top 20 exporters in the said sector are Japanese-owned," he revealed.

"Hence, the supposed growth of said industry bought about by the
reduction/elimination of Japan’s tariffs will not impact substantially on
Filipino industries, specifically Filipino SME’s that are into exporting,"
he continued.

The activist-solon also bared that the Department of Trade and Industry’s
statements that the agreement fosters well for Philippine agricultural
exports is inaccurate.

"Bananas, the Philippine’s primary agricultural export to Japan, did not
receive immediate reduction/ removal of tariffs. The Japanese pegged the
tariff on Philippine bananas at 10%-20% (depending on the classification)
and only agreed to removal of tariffs after 11 years," Casiño bared.

"Even worse is the fate of Philippine pineapples, with Japan refusing to
remove quantitative restrictions which is the worst form of trade barrier,"
he continued.

Philippine bananas constitutes about 58% of total Japanese imported bananas
while Philippine pineapples occupy 7% of Japanese imported pineapples. For
the Philippines, 79% of our exported bananas and 98% of our exported
pineapples are bound for Japan.

"In contrast," Casiño explained, "Most Japanese export to the Philippines
receive immediate tariff reductions/removals.
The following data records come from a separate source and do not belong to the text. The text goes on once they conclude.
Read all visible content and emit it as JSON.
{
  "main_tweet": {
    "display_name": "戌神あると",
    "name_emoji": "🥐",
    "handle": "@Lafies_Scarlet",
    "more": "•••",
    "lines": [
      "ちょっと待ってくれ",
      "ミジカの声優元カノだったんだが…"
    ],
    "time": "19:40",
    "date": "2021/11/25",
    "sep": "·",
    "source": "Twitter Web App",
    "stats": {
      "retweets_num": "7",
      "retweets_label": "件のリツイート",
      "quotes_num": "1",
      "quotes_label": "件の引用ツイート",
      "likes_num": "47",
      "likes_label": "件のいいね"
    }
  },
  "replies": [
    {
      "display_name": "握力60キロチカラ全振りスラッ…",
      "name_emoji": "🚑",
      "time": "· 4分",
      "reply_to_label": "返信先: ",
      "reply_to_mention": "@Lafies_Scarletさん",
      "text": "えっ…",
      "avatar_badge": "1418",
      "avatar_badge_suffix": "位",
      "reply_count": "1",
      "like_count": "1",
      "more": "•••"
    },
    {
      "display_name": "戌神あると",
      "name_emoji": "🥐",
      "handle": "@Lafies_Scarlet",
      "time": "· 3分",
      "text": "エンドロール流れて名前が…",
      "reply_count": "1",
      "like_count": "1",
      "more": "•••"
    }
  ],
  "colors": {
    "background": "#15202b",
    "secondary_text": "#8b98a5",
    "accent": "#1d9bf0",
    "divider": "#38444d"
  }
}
Japanese electronicappliances
receive immediate tariff reductions/removals as well as vehicle parts
including knocked down engines and other ’chop-chop’ vspare parts
reinforcing the argument that the JPEPA will eventually make the Philippines
a dumping ground for Japanese rejects."